> **Directions for this task**
Taking the lines below one at a time, count those with the string "JSON" and give the result alone.

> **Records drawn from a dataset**
· · · · ·

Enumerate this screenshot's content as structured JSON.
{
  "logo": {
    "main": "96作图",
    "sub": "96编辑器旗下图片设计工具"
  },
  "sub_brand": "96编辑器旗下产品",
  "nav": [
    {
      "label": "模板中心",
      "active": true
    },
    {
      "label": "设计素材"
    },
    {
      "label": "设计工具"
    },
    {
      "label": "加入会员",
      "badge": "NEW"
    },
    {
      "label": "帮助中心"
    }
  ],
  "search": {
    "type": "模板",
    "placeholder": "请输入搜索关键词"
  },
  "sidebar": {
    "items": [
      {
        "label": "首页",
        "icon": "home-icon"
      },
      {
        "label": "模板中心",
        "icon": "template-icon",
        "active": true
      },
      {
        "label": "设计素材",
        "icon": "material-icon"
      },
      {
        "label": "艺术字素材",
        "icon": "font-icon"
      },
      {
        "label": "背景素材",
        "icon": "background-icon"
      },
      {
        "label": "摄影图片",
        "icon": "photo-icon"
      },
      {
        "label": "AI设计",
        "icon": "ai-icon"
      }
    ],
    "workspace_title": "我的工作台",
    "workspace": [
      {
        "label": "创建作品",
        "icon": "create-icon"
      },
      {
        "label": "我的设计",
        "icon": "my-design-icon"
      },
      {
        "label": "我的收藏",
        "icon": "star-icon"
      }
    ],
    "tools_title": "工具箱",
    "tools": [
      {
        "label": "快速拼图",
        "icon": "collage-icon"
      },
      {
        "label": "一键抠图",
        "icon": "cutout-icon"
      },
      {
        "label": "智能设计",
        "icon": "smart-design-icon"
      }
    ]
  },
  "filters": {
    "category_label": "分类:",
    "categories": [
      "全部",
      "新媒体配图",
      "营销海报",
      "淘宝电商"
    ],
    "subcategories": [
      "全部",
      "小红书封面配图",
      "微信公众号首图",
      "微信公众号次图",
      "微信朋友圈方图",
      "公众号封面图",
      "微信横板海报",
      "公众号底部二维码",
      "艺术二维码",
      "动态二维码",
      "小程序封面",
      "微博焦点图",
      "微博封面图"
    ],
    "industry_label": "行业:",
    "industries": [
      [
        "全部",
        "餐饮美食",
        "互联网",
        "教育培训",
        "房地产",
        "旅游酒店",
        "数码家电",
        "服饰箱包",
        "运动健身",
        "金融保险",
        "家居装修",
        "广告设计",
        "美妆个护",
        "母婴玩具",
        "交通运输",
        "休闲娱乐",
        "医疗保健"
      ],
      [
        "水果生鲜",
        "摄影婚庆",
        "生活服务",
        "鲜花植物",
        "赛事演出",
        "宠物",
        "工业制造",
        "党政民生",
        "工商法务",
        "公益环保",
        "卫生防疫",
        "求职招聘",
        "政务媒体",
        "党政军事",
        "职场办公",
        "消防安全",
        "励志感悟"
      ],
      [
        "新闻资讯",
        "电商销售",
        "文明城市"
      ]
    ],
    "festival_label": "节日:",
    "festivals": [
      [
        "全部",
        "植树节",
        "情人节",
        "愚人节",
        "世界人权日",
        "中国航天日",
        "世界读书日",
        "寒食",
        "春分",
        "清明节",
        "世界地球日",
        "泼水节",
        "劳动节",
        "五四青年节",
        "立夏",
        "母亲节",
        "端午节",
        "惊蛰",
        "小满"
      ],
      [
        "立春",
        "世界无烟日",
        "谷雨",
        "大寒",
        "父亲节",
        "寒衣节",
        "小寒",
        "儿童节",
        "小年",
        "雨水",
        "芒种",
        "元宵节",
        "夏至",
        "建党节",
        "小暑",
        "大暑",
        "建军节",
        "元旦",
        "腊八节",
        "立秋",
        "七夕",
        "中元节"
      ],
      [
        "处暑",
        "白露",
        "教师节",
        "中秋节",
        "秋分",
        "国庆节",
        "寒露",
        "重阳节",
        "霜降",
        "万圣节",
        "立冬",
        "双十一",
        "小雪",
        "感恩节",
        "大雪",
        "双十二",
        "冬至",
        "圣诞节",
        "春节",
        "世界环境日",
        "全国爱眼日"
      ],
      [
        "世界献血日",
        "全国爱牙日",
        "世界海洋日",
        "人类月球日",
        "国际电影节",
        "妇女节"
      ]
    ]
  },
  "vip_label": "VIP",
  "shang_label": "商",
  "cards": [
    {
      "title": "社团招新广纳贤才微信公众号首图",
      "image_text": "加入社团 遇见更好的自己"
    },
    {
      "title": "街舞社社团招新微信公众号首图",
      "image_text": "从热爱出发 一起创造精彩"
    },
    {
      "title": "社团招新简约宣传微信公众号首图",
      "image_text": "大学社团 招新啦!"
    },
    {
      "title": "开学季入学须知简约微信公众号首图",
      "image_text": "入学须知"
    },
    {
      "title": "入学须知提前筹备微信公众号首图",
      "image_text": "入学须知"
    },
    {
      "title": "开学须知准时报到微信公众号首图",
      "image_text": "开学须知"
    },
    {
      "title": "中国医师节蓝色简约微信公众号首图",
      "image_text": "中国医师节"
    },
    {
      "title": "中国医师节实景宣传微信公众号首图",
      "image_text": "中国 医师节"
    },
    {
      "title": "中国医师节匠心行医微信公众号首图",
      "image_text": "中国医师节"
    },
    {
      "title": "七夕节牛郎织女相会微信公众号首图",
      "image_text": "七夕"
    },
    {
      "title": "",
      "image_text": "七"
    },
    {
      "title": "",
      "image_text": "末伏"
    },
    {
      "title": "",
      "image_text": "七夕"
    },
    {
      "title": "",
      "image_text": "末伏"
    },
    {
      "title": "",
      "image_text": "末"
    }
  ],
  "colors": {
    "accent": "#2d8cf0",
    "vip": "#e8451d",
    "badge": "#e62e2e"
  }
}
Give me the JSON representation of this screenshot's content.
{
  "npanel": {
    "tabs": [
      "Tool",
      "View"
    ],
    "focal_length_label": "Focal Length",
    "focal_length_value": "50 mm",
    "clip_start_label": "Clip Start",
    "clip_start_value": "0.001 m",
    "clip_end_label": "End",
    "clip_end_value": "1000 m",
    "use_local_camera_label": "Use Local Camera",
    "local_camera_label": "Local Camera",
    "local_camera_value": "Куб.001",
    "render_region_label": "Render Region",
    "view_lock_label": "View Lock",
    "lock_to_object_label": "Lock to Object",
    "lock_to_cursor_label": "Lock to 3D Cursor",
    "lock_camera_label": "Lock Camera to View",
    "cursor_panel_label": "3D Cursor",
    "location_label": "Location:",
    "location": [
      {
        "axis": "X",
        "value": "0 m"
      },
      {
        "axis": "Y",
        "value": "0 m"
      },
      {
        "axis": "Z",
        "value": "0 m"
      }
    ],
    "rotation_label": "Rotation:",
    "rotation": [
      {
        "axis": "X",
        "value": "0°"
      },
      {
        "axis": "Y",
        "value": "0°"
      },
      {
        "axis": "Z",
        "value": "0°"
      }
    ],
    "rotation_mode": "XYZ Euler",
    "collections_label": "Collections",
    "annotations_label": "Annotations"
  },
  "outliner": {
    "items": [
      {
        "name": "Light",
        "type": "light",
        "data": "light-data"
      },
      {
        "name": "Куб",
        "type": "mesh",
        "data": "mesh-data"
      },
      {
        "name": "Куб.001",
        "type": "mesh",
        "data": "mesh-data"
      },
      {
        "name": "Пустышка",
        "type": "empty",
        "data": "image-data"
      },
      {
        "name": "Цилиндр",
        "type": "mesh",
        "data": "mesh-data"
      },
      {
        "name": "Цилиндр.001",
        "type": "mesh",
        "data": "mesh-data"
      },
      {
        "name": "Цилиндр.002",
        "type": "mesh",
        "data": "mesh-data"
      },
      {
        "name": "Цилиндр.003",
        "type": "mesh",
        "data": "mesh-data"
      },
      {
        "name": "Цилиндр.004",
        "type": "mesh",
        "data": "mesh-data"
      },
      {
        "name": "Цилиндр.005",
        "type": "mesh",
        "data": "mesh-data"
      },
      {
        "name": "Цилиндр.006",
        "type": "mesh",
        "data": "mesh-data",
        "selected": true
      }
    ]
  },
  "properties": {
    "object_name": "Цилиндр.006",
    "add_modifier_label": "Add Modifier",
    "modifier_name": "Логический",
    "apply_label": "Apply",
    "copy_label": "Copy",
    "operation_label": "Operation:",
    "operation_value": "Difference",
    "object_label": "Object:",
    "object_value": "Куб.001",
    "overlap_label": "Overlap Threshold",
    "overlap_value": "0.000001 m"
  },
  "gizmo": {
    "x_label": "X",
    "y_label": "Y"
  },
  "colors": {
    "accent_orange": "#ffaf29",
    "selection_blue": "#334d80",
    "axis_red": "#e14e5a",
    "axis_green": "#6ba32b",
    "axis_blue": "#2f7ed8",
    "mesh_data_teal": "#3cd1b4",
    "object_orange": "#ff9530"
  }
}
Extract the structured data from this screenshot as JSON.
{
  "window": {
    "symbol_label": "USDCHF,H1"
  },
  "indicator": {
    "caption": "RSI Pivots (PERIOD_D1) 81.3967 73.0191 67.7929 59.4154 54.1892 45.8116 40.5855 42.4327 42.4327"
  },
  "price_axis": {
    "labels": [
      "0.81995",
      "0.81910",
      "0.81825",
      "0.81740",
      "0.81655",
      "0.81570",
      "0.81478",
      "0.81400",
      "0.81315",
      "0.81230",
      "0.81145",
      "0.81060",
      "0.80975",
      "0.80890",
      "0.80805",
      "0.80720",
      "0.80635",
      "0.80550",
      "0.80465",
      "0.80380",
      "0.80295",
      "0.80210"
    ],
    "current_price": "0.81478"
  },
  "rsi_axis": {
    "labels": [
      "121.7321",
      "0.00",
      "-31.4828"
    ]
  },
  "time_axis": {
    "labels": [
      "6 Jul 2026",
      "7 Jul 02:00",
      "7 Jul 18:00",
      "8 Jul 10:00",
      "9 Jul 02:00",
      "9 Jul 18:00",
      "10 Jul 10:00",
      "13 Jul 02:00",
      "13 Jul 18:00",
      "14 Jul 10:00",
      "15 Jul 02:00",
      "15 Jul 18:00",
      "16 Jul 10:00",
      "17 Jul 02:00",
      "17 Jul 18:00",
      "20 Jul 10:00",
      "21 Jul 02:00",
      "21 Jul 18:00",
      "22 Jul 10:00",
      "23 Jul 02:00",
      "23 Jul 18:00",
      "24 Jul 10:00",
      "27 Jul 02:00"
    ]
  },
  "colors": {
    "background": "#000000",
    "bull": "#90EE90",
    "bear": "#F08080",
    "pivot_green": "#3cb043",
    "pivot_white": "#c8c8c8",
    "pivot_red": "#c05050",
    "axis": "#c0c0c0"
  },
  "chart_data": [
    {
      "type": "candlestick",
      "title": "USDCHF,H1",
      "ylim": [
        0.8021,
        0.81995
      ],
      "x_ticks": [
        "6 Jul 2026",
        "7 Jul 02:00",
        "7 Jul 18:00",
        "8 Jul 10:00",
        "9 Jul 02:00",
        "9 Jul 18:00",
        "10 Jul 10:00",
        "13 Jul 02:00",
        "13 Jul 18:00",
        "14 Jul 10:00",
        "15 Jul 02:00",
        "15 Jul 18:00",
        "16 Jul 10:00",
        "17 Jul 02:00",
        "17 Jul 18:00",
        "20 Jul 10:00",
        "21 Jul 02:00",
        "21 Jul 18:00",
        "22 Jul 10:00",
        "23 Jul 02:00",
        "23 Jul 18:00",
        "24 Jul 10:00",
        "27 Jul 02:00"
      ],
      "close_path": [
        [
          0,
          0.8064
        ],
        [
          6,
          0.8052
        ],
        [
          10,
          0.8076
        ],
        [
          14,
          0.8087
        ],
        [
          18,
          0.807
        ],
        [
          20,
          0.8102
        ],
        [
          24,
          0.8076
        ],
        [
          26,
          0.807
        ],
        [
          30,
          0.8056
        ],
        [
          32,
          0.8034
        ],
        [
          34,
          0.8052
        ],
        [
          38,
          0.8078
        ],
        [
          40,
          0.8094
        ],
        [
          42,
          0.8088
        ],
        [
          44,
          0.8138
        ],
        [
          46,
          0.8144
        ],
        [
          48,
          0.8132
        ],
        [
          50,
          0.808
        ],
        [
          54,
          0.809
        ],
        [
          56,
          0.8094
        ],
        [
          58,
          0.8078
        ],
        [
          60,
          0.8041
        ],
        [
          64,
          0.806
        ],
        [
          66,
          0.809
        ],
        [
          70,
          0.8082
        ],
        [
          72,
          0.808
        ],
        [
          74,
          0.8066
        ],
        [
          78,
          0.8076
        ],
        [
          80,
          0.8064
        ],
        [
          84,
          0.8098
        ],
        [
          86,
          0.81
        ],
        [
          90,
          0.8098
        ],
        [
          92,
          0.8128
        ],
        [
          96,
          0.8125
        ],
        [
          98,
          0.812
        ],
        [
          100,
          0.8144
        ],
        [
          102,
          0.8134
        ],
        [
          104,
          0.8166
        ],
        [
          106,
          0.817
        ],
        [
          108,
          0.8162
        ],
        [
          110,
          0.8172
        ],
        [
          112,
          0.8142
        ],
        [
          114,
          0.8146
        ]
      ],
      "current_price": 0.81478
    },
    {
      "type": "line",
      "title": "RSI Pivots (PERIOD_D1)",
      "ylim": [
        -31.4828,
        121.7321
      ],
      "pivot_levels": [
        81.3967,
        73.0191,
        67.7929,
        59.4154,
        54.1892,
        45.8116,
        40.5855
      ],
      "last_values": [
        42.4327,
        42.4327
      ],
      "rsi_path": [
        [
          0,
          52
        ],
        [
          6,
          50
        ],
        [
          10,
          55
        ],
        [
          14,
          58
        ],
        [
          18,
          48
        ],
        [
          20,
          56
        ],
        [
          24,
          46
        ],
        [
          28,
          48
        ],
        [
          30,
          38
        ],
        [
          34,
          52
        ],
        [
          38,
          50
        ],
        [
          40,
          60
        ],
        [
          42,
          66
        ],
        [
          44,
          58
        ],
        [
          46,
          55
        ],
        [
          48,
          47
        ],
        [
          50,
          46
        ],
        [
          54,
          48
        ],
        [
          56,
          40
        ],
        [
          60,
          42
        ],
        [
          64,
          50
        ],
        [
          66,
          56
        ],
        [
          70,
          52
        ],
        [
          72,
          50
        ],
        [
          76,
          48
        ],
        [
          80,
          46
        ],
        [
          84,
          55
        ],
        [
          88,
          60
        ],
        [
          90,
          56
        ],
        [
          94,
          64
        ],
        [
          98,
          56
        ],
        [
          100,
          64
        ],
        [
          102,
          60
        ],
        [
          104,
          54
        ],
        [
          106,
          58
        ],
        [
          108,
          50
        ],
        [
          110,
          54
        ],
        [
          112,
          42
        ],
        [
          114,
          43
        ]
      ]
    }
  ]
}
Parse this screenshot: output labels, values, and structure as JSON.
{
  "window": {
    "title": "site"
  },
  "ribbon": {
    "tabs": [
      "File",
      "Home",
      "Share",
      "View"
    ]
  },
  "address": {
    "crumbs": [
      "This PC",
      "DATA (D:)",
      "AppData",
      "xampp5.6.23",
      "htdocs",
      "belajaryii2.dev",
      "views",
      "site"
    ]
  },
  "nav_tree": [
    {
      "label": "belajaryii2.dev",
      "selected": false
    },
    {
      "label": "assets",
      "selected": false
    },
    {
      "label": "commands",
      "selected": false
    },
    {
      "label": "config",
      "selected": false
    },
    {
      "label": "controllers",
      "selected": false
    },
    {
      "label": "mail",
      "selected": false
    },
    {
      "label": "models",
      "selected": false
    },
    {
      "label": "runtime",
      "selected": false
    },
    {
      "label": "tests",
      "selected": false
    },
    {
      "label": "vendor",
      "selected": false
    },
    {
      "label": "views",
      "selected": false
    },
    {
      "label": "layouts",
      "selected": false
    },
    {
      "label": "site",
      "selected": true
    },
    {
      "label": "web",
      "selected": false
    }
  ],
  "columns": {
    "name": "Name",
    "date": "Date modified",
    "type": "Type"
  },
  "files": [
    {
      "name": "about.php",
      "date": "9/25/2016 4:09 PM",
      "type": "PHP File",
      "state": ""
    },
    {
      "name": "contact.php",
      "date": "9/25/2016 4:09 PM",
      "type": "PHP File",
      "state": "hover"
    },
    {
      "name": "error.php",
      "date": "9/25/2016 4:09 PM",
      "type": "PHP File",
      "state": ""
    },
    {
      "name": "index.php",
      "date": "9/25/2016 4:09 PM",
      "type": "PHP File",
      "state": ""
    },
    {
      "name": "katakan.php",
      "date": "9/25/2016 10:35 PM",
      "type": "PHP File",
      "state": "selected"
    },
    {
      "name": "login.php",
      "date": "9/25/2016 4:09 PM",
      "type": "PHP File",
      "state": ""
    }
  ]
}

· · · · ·

> **Answer below**
4